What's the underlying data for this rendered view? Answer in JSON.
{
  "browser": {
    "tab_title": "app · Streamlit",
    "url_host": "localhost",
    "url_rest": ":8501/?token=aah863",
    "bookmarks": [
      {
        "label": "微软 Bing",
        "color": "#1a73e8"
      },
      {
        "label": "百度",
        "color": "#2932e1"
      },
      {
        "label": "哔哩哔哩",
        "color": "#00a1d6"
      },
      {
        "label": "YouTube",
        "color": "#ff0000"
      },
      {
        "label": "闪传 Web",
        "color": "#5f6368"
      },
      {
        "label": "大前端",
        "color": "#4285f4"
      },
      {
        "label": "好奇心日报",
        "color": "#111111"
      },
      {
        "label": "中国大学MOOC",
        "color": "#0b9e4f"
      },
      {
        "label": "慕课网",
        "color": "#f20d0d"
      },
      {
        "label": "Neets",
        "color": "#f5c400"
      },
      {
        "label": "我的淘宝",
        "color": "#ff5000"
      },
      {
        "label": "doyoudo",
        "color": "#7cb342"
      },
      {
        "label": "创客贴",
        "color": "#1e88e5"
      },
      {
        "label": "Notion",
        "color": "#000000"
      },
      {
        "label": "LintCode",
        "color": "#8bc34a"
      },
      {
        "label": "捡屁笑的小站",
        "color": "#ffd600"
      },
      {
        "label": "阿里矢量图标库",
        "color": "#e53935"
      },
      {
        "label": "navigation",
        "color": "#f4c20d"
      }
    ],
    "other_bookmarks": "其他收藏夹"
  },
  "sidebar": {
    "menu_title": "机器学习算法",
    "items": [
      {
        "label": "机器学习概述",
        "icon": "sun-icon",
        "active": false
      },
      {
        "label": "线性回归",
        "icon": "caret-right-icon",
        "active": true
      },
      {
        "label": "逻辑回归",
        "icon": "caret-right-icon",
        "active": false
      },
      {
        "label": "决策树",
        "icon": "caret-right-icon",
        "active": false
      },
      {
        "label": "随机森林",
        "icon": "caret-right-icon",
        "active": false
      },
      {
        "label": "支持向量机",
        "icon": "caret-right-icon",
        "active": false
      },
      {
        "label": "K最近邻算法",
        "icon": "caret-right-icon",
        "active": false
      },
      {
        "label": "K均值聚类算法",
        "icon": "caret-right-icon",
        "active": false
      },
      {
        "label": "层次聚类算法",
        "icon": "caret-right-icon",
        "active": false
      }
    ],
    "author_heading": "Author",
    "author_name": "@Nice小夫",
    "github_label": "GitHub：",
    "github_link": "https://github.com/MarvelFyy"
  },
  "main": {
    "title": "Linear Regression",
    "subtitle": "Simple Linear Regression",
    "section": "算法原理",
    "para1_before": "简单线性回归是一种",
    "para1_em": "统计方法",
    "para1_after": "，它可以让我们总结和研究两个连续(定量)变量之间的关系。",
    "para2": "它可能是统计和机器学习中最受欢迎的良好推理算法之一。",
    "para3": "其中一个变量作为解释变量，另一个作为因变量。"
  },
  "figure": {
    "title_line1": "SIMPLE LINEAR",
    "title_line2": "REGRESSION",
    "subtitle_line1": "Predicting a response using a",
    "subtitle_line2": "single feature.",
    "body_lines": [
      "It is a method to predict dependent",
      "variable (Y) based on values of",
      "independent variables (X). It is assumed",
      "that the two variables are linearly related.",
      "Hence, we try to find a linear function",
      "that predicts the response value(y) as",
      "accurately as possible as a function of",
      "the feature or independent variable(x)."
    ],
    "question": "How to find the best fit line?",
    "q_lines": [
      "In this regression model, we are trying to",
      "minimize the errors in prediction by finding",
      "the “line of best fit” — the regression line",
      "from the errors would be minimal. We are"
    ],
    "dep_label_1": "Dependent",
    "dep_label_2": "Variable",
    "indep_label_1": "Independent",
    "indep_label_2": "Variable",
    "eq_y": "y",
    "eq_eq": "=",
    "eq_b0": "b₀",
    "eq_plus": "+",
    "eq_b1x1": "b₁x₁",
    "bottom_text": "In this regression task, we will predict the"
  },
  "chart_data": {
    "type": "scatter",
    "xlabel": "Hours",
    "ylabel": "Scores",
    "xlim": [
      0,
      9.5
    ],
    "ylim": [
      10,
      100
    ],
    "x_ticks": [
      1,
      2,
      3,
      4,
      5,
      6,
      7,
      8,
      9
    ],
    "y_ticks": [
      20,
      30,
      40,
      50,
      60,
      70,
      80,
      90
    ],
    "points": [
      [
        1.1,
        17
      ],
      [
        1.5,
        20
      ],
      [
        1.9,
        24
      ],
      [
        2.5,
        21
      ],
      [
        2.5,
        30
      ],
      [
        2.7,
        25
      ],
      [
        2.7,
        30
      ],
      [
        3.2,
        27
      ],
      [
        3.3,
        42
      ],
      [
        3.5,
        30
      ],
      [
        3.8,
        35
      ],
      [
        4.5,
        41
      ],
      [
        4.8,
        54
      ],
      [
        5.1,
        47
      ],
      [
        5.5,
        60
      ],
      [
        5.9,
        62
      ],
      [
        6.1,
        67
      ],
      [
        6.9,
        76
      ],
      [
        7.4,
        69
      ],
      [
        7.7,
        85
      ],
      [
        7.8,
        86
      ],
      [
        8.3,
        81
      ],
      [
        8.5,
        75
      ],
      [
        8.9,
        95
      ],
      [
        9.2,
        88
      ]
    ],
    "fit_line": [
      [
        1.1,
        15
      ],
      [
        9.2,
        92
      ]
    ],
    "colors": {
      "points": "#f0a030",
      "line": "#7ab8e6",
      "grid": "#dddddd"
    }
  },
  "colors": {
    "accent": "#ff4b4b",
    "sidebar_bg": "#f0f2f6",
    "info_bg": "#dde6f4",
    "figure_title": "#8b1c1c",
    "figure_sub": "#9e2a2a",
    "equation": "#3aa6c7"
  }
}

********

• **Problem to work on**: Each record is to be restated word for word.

• **Solution for this task**:
What's the underlying data for this rendered view? Answer in JSON.
{
  "browser": {
    "tab_title": "app · Streamlit",
    "url_host": "localhost",
    "url_rest": ":8501/?token=aah863",
    "bookmarks": [
      {
        "label": "微软 Bing",
        "color": "#1a73e8"
      },
      {
        "label": "百度",
        "color": "#2932e1"
      },
      {
        "label": "哔哩哔哩",
        "color": "#00a1d6"
      },
      {
        "label": "YouTube",
        "color": "#ff0000"
      },
      {
        "label": "闪传 Web",
        "color": "#5f6368"
      },
      {
        "label": "大前端",
        "color": "#4285f4"
      },
      {
        "label": "好奇心日报",
        "color": "#111111"
      },
      {
        "label": "中国大学MOOC",
        "color": "#0b9e4f"
      },
      {
        "label": "慕课网",
        "color": "#f20d0d"
      },
      {
        "label": "Neets",
        "color": "#f5c400"
      },
      {
        "label": "我的淘宝",
        "color": "#ff5000"
      },
      {
        "label": "doyoudo",
        "color": "#7cb342"
      },
      {
        "label": "创客贴",
        "color": "#1e88e5"
      },
      {
        "label": "Notion",
        "color": "#000000"
      },
      {
        "label": "LintCode",
        "color": "#8bc34a"
      },
      {
        "label": "捡屁笑的小站",
        "color": "#ffd600"
      },
      {
        "label": "阿里矢量图标库",
        "color": "#e53935"
      },
      {
        "label": "navigation",
        "color": "#f4c20d"
      }
    ],
    "other_bookmarks": "其他收藏夹"
  },
  "sidebar": {
    "menu_title": "机器学习算法",
    "items": [
      {
        "label": "机器学习概述",
        "icon": "sun-icon",
        "active": false
      },
      {
        "label": "线性回归",
        "icon": "caret-right-icon",
        "active": true
      },
      {
        "label": "逻辑回归",
        "icon": "caret-right-icon",
        "active": false
      },
      {
        "label": "决策树",
        "icon": "caret-right-icon",
        "active": false
      },
      {
        "label": "随机森林",
        "icon": "caret-right-icon",
        "active": false
      },
      {
        "label": "支持向量机",
        "icon": "caret-right-icon",
        "active": false
      },
      {
        "label": "K最近邻算法",
        "icon": "caret-right-icon",
        "active": false
      },
      {
        "label": "K均值聚类算法",
        "icon": "caret-right-icon",
        "active": false
      },
      {
        "label": "层次聚类算法",
        "icon": "caret-right-icon",
        "active": false
      }
    ],
    "author_heading": "Author",
    "author_name": "@Nice小夫",
    "github_label": "GitHub：",
    "github_link": "https://github.com/MarvelFyy"
  },
  "main": {
    "title": "Linear Regression",
    "subtitle": "Simple Linear Regression",
    "section": "算法原理",
    "para1_before": "简单线性回归是一种",
    "para1_em": "统计方法",
    "para1_after": "，它可以让我们总结和研究两个连续(定量)变量之间的关系。",
    "para2": "它可能是统计和机器学习中最受欢迎的良好推理算法之一。",
    "para3": "其中一个变量作为解释变量，另一个作为因变量。"
  },
  "figure": {
    "title_line1": "SIMPLE LINEAR",
    "title_line2": "REGRESSION",
    "subtitle_line1": "Predicting a response using a",
    "subtitle_line2": "single feature.",
    "body_lines": [
      "It is a method to predict dependent",
      "variable (Y) based on values of",
      "independent variables (X). It is assumed",
      "that the two variables are linearly related.",
      "Hence, we try to find a linear function",
      "that predicts the response value(y) as",
      "accurately as possible as a function of",
      "the feature or independent variable(x)."
    ],
    "question": "How to find the best fit line?",
    "q_lines": [
      "In this regression model, we are trying to",
      "minimize the errors in prediction by finding",
      "the “line of best fit” — the regression line",
      "from the errors would be minimal. We are"
    ],
    "dep_label_1": "Dependent",
    "dep_label_2": "Variable",
    "indep_label_1": "Independent",
    "indep_label_2": "Variable",
    "eq_y": "y",
    "eq_eq": "=",
    "eq_b0": "b₀",
    "eq_plus": "+",
    "eq_b1x1": "b₁x₁",
    "bottom_text": "In this regression task, we will predict the"
  },
  "chart_data": {
    "type": "scatter",
    "xlabel": "Hours",
    "ylabel": "Scores",
    "xlim": [
      0,
      9.5
    ],
    "ylim": [
      10,
      100
    ],
    "x_ticks": [
      1,
      2,
      3,
      4,
      5,
      6,
      7,
      8,
      9
    ],
    "y_ticks": [
      20,
      30,
      40,
      50,
      60,
      70,
      80,
      90
    ],
    "points": [
      [
        1.1,
        17
      ],
      [
        1.5,
        20
      ],
      [
        1.9,
        24
      ],
      [
        2.5,
        21
      ],
      [
        2.5,
        30
      ],
      [
        2.7,
        25
      ],
      [
        2.7,
        30
      ],
      [
        3.2,
        27
      ],
      [
        3.3,
        42
      ],
      [
        3.5,
        30
      ],
      [
        3.8,
        35
      ],
      [
        4.5,
        41
      ],
      [
        4.8,
        54
      ],
      [
        5.1,
        47
      ],
      [
        5.5,
        60
      ],
      [
        5.9,
        62
      ],
      [
        6.1,
        67
      ],
      [
        6.9,
        76
      ],
      [
        7.4,
        69
      ],
      [
        7.7,
        85
      ],
      [
        7.8,
        86
      ],
      [
        8.3,
        81
      ],
      [
        8.5,
        75
      ],
      [
        8.9,
        95
      ],
      [
        9.2,
        88
      ]
    ],
    "fit_line": [
      [
        1.1,
        15
      ],
      [
        9.2,
        92
      ]
    ],
    "colors": {
      "points": "#f0a030",
      "line": "#7ab8e6",
      "grid": "#dddddd"
    }
  },
  "colors": {
    "accent": "#ff4b4b",
    "sidebar_bg": "#f0f2f6",
    "info_bg": "#dde6f4",
    "figure_title": "#8b1c1c",
    "figure_sub": "#9e2a2a",
    "equation": "#3aa6c7"
  }
}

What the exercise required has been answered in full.